Please state how many lines of the records below contain the word "this". Give the number and nothing else.
::: Dataset excerpts :::
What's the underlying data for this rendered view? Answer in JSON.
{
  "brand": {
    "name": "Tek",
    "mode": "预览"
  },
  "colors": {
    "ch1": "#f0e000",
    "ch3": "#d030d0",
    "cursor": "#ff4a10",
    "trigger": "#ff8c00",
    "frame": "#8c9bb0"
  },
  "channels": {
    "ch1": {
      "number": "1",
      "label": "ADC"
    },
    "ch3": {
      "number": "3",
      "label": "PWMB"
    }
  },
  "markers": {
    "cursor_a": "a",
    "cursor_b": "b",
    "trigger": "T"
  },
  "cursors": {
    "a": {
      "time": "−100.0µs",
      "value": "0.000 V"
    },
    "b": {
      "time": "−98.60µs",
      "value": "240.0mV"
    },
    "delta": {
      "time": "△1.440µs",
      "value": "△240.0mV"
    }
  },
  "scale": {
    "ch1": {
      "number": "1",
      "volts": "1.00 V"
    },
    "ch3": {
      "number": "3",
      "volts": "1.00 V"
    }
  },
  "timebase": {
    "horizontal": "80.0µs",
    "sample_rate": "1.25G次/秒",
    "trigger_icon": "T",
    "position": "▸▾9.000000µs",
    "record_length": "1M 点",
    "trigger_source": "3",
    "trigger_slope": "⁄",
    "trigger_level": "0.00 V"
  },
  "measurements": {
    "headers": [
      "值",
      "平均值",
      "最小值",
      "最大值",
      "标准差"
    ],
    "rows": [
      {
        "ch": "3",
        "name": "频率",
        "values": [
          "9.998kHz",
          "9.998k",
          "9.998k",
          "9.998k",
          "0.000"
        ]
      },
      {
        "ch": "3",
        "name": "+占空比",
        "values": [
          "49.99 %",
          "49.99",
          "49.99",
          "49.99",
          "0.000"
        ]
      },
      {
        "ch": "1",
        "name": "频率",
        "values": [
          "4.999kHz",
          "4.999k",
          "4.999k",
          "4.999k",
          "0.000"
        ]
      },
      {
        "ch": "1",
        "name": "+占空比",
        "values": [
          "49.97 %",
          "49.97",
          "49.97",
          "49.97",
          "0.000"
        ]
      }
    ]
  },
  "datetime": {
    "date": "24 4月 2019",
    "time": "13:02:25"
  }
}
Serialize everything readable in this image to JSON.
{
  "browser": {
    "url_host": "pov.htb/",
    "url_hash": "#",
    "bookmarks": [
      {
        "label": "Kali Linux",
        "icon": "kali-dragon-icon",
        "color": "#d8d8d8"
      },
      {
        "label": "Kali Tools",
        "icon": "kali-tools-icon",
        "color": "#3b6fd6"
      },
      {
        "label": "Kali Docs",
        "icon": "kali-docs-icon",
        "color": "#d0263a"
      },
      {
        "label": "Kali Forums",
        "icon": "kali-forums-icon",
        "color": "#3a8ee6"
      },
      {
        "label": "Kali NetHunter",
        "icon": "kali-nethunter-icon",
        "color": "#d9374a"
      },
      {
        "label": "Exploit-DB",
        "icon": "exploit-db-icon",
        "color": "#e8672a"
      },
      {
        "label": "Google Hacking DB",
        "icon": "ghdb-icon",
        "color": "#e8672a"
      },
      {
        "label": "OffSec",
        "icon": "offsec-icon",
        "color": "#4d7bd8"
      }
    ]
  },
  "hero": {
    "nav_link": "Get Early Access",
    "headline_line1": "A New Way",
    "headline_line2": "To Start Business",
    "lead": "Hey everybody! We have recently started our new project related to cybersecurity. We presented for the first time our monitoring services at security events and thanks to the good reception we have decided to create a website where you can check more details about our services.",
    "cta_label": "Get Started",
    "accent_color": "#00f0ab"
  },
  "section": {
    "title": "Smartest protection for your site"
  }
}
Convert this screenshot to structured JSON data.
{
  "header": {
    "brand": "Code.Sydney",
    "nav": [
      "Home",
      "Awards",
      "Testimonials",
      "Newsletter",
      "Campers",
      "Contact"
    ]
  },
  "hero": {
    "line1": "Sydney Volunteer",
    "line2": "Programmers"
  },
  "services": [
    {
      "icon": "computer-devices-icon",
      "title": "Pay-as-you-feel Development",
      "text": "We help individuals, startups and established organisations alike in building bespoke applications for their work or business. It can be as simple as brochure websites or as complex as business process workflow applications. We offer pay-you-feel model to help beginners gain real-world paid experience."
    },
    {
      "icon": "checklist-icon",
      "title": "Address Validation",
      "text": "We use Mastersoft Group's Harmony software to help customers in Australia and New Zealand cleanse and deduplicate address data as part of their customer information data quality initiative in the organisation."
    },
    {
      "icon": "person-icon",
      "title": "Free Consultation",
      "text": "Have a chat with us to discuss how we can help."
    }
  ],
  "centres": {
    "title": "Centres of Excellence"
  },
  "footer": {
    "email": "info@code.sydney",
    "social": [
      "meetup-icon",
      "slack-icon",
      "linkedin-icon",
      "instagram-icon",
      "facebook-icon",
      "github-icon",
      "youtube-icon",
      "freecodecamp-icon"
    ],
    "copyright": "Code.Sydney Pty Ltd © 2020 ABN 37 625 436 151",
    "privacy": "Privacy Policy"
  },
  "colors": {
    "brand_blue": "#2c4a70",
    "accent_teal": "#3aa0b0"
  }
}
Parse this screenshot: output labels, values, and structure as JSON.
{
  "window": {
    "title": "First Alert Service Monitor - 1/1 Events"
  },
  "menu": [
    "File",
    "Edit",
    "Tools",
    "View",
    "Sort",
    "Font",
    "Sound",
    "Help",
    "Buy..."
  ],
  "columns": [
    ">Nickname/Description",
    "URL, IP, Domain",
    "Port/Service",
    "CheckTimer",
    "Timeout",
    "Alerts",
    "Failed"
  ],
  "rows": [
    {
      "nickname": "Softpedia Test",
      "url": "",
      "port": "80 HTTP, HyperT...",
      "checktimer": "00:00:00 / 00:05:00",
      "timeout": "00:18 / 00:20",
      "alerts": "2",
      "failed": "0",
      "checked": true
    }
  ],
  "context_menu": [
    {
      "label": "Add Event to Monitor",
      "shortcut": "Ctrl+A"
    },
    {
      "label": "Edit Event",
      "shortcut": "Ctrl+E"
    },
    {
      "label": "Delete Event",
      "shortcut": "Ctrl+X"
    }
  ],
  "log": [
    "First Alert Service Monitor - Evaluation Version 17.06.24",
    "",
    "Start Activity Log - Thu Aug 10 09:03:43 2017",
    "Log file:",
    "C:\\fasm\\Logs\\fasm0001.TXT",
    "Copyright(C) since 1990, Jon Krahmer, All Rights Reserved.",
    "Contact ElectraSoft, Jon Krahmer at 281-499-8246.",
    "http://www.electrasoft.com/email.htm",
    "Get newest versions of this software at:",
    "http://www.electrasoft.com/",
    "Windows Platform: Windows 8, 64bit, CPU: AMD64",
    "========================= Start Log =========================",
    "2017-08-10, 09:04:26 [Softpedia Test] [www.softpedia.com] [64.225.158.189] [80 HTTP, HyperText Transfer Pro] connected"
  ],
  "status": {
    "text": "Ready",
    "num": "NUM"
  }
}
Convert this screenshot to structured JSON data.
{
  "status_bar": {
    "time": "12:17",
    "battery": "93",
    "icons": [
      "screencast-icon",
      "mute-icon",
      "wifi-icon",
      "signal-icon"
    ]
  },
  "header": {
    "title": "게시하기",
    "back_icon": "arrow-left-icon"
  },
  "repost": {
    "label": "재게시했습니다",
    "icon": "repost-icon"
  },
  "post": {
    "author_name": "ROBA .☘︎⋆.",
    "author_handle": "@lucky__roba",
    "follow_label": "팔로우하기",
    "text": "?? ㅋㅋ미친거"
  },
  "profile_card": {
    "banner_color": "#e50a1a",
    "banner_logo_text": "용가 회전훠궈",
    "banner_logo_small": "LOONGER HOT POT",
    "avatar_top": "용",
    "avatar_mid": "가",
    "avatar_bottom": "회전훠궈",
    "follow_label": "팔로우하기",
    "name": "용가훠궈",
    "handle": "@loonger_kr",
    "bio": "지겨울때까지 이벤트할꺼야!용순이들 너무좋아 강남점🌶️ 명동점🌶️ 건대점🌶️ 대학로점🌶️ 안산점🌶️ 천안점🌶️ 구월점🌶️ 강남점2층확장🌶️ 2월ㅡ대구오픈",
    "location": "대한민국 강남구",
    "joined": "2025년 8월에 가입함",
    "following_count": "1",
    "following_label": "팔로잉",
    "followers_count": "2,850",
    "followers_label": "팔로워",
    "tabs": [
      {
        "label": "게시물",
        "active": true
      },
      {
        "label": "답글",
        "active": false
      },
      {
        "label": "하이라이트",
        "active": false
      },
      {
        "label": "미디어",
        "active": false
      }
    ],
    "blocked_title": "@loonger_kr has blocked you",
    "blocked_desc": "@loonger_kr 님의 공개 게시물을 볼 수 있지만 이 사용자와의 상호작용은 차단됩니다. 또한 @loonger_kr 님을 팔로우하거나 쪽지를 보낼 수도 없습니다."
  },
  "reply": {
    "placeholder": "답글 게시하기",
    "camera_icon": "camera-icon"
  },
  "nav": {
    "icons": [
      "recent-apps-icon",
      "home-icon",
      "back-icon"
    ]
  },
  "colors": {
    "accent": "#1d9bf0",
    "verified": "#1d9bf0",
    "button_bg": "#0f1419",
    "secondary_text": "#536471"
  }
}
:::
◆ **Final answer**
6